Though not a documentary, also newly out and of related historical interest is Little Orphant Annie, a film restoration by Eric Grayson. Everybody knows of the character Little Orphan Annie, whether through James Whitcomb Riley’s original 1885 poem, the long-running comic strip which debuted in 1924, the radio and film adaptions of the 1930s, the smash-hit Broadway musical from 1977, or its three subsequent film adaptions, the most recent in 2014.
Grayson, a film historian and preservationist, has painstakingly restored Little Orphant Annie from five different prints, making this release the longest version of the 1918 film ever commercially available. It also recreates the tints that were seen in the now-lost 35mm nitrate print.
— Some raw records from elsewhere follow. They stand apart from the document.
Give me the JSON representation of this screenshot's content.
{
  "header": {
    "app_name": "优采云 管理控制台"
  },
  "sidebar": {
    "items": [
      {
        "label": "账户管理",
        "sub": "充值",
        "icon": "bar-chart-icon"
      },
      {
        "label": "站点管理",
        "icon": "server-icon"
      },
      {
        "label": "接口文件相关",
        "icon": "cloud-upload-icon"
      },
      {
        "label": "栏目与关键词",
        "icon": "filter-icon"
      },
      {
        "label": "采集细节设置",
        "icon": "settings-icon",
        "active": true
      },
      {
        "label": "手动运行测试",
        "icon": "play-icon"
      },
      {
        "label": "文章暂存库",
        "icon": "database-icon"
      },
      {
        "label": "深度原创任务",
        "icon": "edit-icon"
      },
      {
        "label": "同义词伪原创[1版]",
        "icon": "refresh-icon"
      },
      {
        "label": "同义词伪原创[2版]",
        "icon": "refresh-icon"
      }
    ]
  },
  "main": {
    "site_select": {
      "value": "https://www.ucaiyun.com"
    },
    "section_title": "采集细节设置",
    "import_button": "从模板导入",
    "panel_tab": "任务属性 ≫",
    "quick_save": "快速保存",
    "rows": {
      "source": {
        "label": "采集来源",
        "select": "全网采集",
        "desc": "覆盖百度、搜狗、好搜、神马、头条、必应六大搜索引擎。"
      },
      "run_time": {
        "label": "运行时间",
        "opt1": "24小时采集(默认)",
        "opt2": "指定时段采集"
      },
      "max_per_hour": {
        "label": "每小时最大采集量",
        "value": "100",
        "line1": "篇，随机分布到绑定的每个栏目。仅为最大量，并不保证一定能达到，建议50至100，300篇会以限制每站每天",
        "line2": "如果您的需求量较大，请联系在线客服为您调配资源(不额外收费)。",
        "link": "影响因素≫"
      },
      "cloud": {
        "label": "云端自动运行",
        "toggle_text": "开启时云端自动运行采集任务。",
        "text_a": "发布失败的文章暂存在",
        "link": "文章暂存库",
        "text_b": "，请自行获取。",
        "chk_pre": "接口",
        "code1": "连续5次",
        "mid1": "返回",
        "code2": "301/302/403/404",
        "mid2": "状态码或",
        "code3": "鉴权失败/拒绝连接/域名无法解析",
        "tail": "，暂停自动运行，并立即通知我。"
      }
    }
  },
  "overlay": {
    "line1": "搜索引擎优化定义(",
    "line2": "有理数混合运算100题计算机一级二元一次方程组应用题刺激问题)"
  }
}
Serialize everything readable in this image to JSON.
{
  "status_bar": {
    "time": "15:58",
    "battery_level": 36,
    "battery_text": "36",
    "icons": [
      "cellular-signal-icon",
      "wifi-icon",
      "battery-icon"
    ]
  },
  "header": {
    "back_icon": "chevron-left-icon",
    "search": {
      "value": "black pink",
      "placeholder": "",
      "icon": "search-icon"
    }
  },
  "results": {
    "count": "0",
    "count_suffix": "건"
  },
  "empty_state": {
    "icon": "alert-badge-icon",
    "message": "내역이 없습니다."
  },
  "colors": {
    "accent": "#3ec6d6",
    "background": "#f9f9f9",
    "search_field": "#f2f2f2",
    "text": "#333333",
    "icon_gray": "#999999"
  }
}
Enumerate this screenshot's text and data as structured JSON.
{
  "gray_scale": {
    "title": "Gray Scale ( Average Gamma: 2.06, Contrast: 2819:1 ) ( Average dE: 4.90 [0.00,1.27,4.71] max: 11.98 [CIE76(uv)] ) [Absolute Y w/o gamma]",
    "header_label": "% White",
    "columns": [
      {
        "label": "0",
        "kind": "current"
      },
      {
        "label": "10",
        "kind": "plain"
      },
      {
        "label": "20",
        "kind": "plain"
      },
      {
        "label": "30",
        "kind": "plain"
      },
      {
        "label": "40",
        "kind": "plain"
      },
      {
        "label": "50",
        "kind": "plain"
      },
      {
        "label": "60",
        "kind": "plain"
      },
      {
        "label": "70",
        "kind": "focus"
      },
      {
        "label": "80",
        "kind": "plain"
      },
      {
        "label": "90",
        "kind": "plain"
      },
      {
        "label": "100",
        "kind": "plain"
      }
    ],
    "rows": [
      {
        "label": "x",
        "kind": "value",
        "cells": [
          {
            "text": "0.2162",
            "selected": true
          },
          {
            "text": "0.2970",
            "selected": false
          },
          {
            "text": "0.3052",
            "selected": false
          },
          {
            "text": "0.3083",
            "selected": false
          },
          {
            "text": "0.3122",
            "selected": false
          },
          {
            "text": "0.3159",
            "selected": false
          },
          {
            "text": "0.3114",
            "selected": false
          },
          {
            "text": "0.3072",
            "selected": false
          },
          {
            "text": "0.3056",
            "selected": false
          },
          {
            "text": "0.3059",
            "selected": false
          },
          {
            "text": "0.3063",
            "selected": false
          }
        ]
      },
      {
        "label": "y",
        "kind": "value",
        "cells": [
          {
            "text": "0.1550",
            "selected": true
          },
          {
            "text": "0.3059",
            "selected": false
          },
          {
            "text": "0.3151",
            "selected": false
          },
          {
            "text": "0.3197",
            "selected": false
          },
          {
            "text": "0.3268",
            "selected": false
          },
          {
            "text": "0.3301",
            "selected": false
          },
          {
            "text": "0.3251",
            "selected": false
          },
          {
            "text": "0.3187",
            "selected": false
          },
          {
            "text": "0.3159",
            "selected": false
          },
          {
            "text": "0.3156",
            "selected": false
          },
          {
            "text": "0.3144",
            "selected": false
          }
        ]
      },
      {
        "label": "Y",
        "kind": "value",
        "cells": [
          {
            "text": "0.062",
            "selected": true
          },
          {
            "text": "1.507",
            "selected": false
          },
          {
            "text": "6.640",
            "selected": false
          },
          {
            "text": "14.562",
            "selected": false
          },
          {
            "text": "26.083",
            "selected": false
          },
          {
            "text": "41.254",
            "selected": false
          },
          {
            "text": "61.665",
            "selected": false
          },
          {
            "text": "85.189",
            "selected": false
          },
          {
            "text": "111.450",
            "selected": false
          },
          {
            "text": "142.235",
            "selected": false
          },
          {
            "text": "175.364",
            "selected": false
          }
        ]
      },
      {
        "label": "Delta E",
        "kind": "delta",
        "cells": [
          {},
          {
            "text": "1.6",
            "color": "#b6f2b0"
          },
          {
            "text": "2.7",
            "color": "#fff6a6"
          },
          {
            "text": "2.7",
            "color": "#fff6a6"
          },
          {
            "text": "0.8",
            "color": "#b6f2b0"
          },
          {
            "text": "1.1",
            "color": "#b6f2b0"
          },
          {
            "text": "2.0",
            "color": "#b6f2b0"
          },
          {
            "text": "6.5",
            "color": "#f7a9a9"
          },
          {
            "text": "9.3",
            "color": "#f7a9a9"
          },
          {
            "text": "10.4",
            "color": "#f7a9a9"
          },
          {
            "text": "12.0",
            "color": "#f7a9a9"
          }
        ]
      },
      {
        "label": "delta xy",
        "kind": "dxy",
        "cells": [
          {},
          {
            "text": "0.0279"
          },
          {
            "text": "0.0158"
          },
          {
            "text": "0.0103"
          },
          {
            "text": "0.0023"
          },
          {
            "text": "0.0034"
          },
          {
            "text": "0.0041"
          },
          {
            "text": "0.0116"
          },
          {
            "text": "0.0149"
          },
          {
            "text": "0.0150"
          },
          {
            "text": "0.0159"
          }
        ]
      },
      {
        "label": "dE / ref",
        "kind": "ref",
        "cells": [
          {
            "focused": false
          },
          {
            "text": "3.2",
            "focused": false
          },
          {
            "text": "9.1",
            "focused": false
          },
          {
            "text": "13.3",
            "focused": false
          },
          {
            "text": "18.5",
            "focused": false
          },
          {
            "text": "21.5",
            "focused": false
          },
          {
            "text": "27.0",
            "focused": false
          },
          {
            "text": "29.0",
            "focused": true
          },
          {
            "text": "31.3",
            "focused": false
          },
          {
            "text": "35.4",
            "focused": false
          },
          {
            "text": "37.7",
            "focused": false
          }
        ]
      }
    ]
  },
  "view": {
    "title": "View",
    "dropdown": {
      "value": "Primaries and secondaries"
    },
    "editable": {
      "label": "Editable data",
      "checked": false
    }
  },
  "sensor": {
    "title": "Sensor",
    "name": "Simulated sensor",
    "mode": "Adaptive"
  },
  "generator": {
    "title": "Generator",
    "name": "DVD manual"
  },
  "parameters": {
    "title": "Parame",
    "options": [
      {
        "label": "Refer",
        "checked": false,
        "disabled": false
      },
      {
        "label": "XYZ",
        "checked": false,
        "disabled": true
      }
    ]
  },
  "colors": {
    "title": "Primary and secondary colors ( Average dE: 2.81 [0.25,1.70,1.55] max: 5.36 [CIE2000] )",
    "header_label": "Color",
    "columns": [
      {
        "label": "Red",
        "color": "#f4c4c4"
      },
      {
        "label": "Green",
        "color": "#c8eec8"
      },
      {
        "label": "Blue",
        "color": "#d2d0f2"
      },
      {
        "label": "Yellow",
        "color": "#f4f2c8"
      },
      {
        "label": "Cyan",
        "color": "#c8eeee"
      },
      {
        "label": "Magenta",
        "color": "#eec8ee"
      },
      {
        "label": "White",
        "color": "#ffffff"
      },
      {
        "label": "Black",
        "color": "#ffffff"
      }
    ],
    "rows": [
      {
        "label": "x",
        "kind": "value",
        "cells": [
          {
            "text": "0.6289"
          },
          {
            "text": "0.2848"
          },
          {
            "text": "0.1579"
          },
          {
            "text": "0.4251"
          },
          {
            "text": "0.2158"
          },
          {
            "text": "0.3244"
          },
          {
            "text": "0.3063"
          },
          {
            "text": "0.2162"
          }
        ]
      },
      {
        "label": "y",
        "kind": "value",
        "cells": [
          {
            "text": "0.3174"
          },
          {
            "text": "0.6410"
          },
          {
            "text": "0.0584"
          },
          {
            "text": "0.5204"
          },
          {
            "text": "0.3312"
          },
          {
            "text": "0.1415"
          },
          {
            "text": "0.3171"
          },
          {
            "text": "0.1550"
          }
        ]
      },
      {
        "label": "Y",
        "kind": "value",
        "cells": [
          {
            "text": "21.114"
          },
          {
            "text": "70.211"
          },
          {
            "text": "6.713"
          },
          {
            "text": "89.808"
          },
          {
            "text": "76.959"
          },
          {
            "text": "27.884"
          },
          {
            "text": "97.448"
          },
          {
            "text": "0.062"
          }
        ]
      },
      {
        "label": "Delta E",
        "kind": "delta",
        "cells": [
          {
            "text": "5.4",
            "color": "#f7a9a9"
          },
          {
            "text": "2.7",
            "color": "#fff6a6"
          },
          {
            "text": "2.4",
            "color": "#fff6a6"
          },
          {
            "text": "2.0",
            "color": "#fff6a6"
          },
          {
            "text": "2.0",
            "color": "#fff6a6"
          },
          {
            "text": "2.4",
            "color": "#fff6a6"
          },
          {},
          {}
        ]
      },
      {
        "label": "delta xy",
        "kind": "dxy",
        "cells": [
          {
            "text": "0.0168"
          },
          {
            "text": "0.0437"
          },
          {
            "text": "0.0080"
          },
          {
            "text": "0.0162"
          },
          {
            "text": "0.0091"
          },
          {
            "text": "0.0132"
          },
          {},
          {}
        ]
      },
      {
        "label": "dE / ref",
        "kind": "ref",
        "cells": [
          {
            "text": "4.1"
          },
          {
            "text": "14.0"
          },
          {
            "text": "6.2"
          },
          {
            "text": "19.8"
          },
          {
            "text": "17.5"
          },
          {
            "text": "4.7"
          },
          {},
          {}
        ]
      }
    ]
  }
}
It’s a beauty.
Notably, this silent film represents the character’s earliest cinematic incarnation. Full of vanished Americana as well as striking dreamlike imagery, this entertaining film features the earliest surviving appearance by actress Colleen Moore (one of the biggest stars of the 1920s) as Annie, as well as a rare screen appearance by the once popular poet who started it all (Riley died two years before the film was released).
This crowd-funded project includes a number of special documentary features, among them a valuable booklet essay and commentary track by Moore biographer Jeff Codori, notes on the restoration and a commentary by Grayson, a behind-the-scenes featurette from the restoration premiere, and more. This worthwhile disc is one that silent film buffs, Little Orphan Annie collectors, and those interested in children’s literature will want to get. It’s a hoot.
Next year looks to be as promising as this for silent film documentaries. Among the works set for completion in 2018 is Charlotte Siller’s Documentary of a Lost Girl, a film that uses newly uncovered archival materials, interviews with surviving friends, and location shoots to reveal the life—away from the camera—of film icon Louise Brooks. There is also a documentary about Alice Guy-Blaché, the first female film director, in the works. It is called Be Natural: The Untold Story of Alice Guy-Blache. I am looking forward to both.
Thomas Gladysz has been writing about early film for more than 20 years. His work has appeared in the San Francisco Chronicle and Classic Images, and in programs for the San Francisco Silent Film Festival, Telluride, Ebertfest, Syracuse Cinefest and others. He is also the author of three books on the films of Louise Brooks, including Beggars of Life: A Companion to the 1928 Film.